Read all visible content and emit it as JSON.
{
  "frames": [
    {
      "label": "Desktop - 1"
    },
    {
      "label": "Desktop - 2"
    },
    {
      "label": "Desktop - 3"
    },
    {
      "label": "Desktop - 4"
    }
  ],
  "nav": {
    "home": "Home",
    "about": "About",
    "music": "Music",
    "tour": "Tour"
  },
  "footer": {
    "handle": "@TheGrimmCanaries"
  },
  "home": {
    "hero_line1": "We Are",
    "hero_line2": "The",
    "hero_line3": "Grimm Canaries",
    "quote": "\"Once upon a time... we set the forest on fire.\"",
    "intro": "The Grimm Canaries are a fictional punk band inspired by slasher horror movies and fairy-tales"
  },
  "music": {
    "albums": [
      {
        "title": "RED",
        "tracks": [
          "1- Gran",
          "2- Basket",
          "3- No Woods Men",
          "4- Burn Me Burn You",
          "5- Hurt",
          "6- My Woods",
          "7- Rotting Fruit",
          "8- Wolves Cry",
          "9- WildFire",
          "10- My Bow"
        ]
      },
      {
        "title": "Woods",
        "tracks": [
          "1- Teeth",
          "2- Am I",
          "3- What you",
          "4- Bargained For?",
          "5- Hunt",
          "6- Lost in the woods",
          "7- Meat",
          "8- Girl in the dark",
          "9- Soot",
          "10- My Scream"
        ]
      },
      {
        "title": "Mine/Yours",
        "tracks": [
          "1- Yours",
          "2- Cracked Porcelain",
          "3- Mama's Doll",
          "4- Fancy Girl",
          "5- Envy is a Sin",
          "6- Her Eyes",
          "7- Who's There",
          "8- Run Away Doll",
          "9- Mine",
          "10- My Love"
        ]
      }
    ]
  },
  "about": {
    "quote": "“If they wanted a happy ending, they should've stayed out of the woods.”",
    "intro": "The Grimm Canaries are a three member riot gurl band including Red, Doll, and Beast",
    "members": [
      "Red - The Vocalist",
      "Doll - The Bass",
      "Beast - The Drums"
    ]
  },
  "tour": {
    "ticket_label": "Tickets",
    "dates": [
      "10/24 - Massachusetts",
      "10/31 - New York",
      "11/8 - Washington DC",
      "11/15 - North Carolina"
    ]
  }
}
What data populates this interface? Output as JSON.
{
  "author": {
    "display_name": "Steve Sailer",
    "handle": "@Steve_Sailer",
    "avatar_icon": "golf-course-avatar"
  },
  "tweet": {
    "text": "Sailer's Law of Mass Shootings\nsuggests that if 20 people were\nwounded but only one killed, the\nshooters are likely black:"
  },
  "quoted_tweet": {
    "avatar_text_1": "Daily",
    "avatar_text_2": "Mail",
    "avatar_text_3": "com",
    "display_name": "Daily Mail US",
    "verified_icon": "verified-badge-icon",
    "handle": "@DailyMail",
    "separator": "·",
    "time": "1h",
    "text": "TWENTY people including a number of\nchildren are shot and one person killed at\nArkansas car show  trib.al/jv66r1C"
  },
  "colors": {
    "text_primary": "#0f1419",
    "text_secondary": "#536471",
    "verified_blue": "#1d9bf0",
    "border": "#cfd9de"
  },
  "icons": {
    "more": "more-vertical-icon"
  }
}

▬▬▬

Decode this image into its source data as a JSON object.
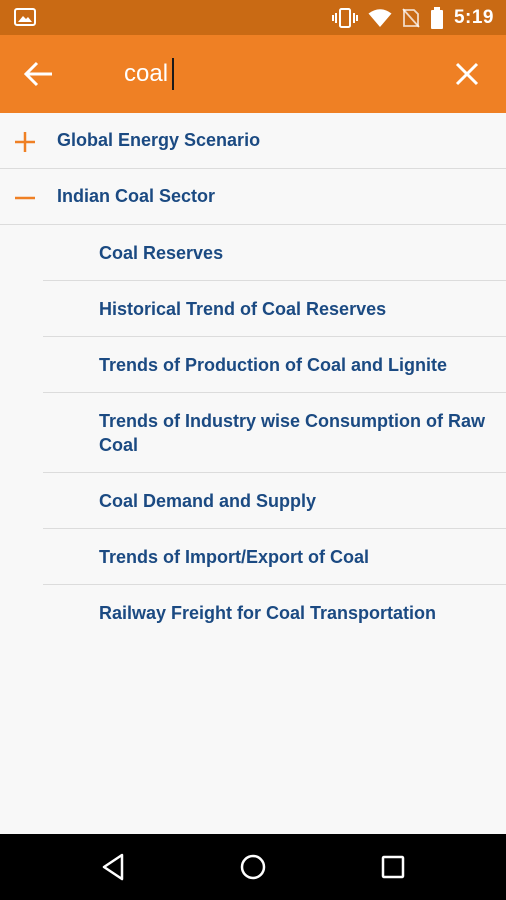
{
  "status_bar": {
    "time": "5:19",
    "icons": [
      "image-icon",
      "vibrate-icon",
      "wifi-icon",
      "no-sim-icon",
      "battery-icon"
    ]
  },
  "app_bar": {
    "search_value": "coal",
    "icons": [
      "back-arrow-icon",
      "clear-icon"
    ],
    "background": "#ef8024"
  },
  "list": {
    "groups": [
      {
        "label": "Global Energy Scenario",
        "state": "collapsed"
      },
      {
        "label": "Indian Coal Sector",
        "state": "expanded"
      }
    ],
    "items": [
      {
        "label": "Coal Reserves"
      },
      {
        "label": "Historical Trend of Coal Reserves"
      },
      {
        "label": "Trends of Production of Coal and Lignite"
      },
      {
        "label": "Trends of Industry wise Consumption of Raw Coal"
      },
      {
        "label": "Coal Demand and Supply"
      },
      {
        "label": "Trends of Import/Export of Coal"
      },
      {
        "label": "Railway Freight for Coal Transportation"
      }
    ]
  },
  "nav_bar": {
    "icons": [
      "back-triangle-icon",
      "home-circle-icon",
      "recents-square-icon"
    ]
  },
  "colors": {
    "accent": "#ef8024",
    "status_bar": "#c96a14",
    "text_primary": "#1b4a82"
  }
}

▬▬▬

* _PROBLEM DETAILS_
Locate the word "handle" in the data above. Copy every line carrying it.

* _OUTPUT FOR THIS TASK_
    "handle": "@TheGrimmCanaries"
    "handle": "@Steve_Sailer",
    "handle": "@DailyMail",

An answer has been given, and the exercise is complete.